((
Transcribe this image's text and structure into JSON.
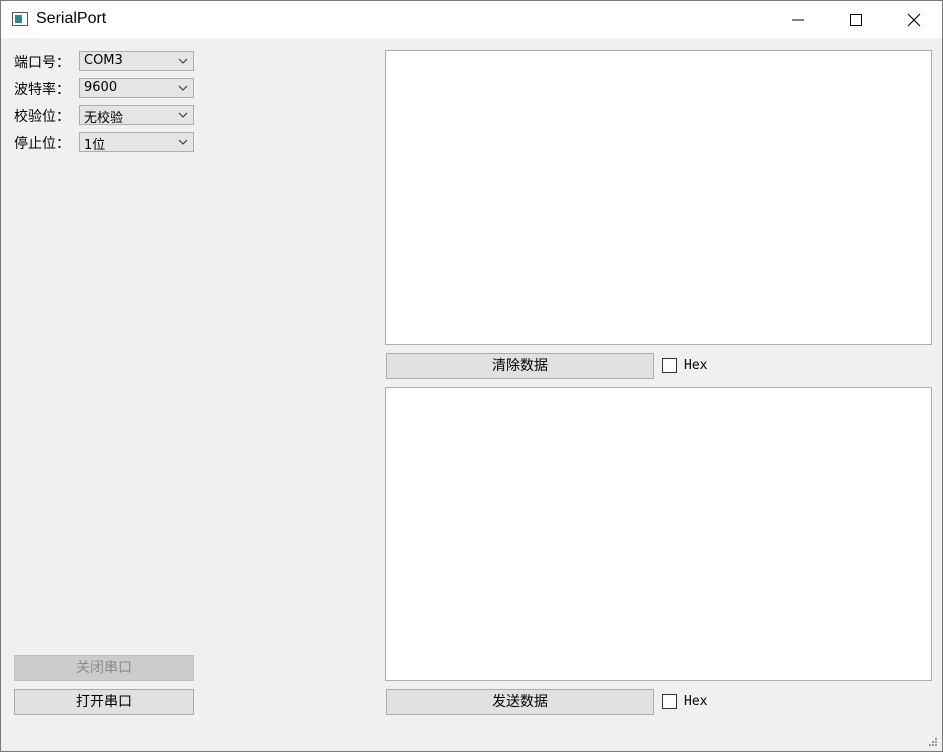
{
  "window": {
    "title": "SerialPort"
  },
  "settings": {
    "port_label": "端口号：",
    "port_value": "COM3",
    "baud_label": "波特率：",
    "baud_value": "9600",
    "parity_label": "校验位：",
    "parity_value": "无校验",
    "stop_label": "停止位：",
    "stop_value": "1位"
  },
  "receive": {
    "clear_label": "清除数据",
    "hex_label": "Hex",
    "hex_checked": false
  },
  "send": {
    "send_label": "发送数据",
    "hex_label": "Hex",
    "hex_checked": false
  },
  "port_buttons": {
    "close_label": "关闭串口",
    "open_label": "打开串口"
  },
  "icons": {
    "app": "window-icon",
    "minimize": "minimize-icon",
    "maximize": "maximize-icon",
    "close": "close-icon"
  }
}
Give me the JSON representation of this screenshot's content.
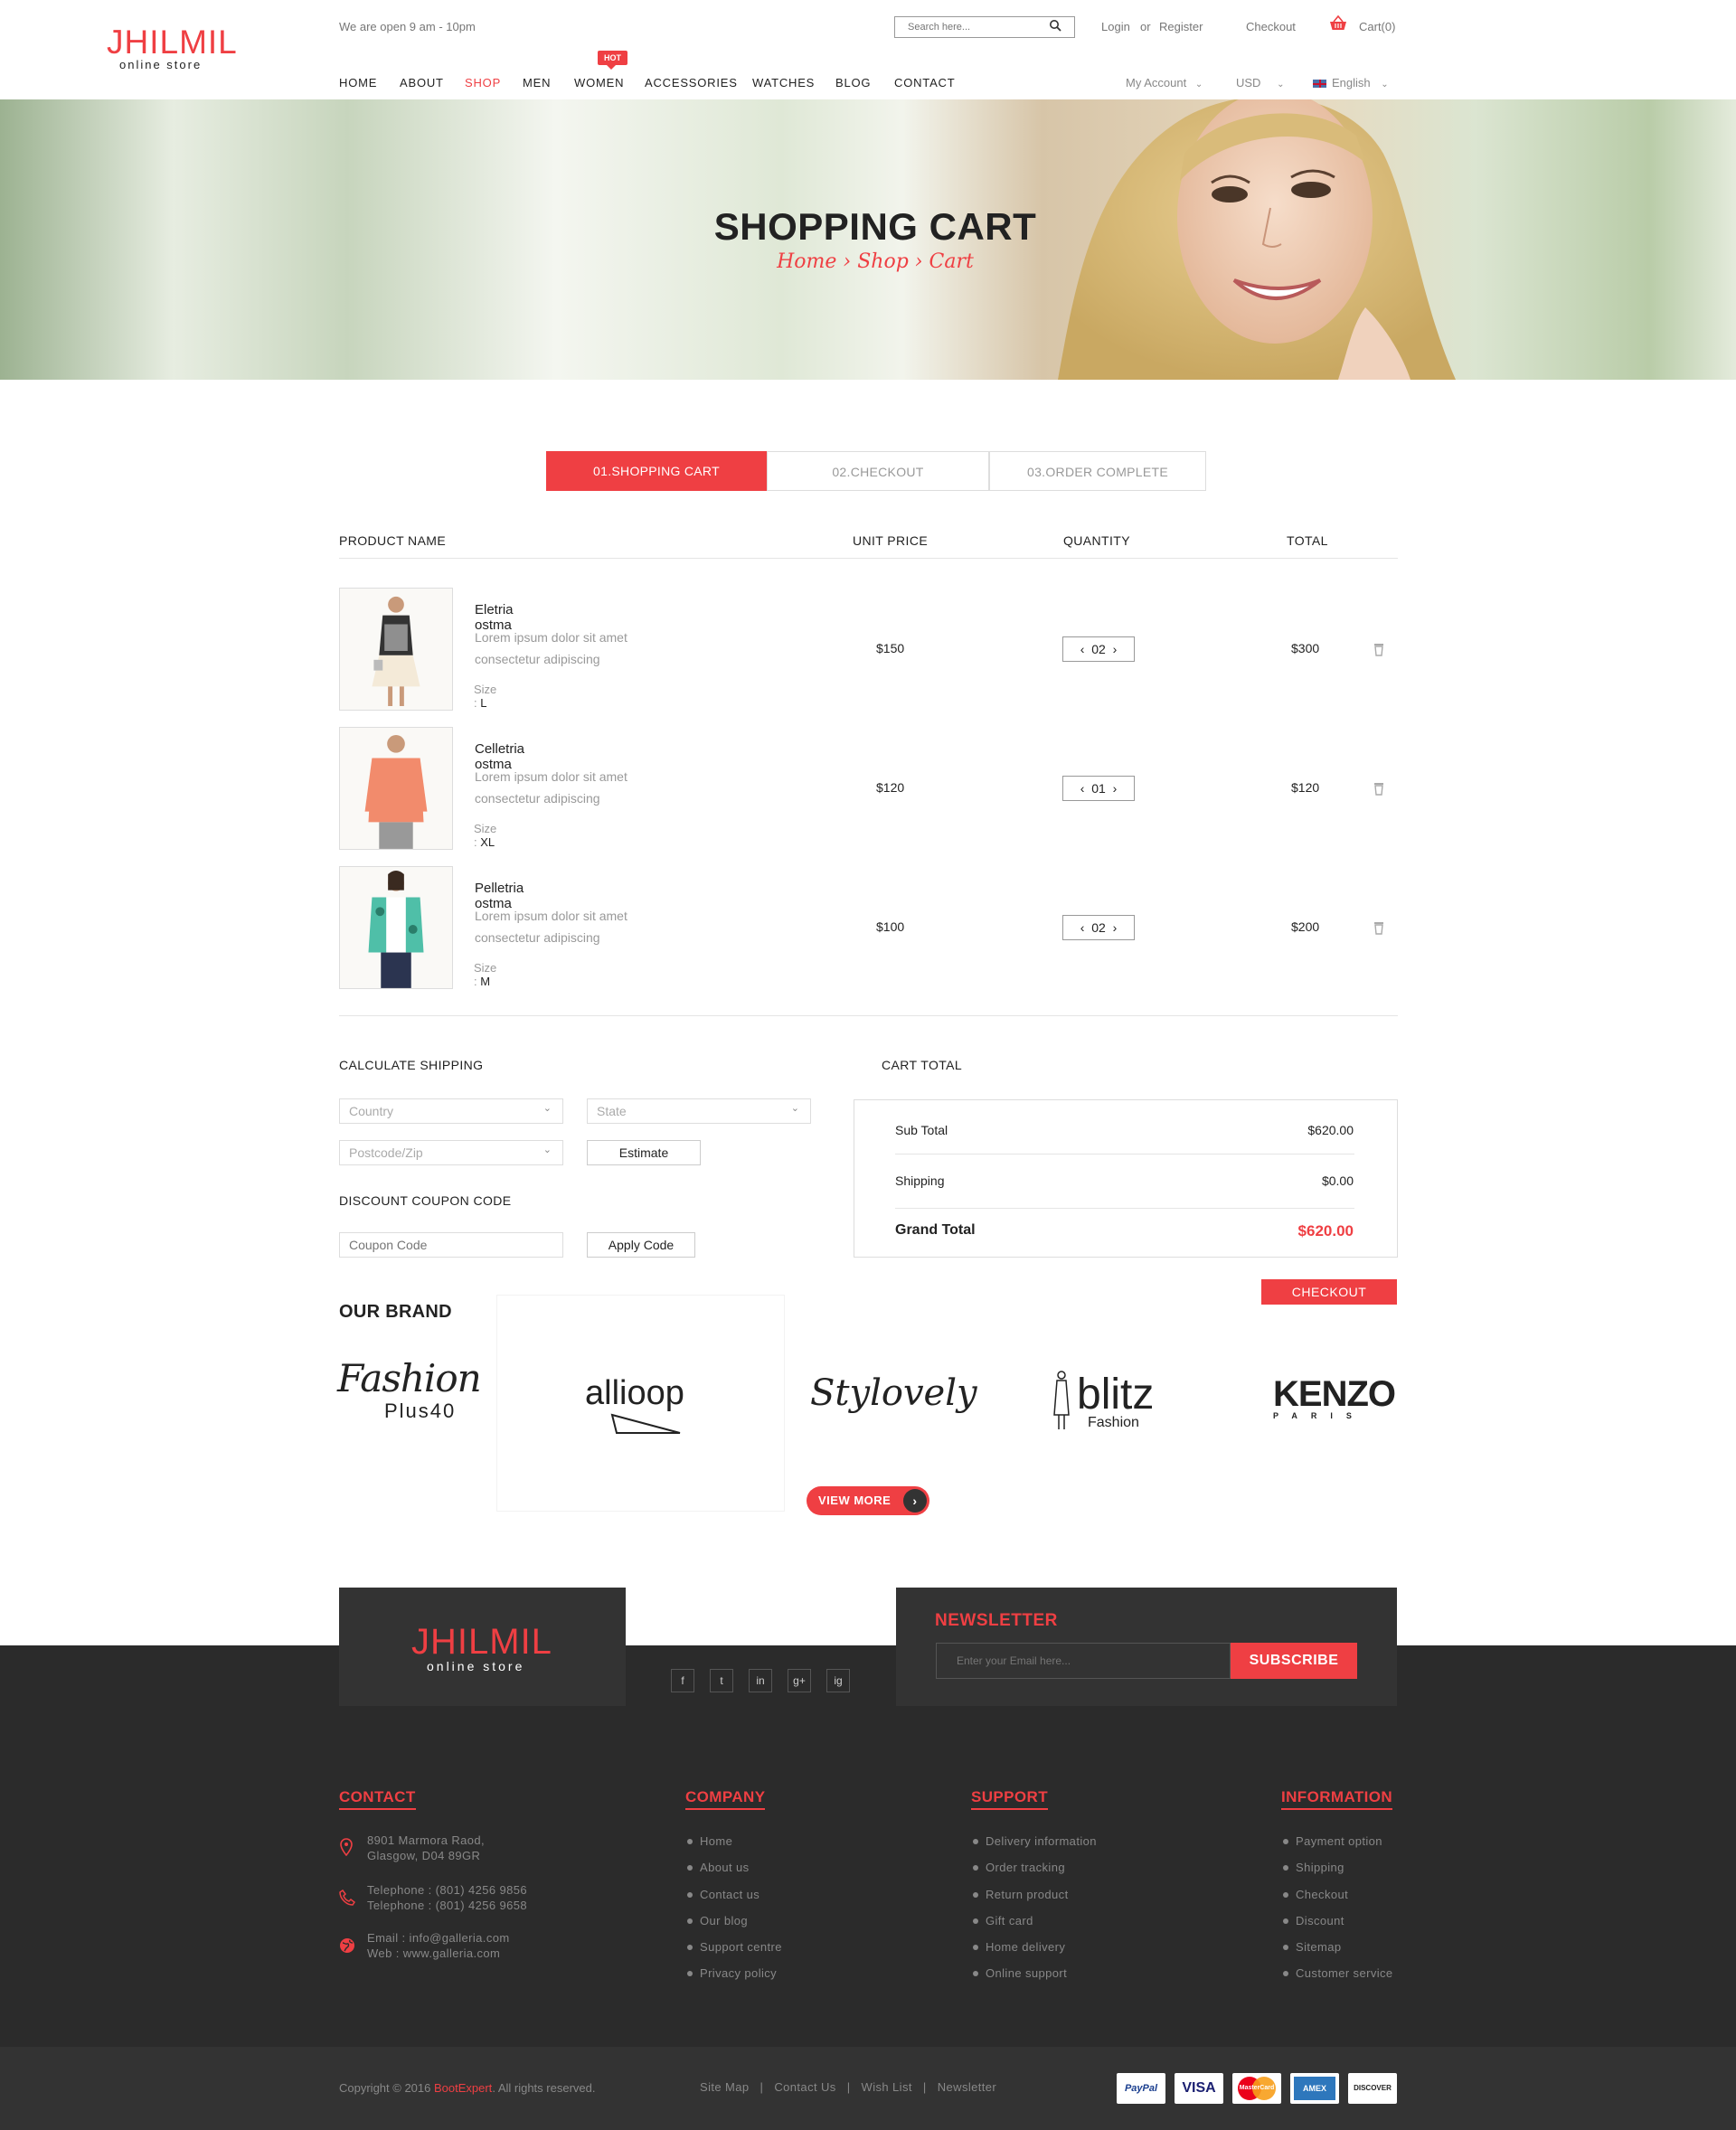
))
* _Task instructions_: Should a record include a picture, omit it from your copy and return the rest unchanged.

* _Solution for this exercise_:
Transcribe this image's text and structure into JSON.
{
  "window": {
    "title": "SerialPort"
  },
  "settings": {
    "port_label": "端口号：",
    "port_value": "COM3",
    "baud_label": "波特率：",
    "baud_value": "9600",
    "parity_label": "校验位：",
    "parity_value": "无校验",
    "stop_label": "停止位：",
    "stop_value": "1位"
  },
  "receive": {
    "clear_label": "清除数据",
    "hex_label": "Hex",
    "hex_checked": false
  },
  "send": {
    "send_label": "发送数据",
    "hex_label": "Hex",
    "hex_checked": false
  },
  "port_buttons": {
    "close_label": "关闭串口",
    "open_label": "打开串口"
  },
  "icons": {
    "app": "window-icon",
    "minimize": "minimize-icon",
    "maximize": "maximize-icon",
    "close": "close-icon"
  }
}
Give me the JSON representation of this screenshot's content.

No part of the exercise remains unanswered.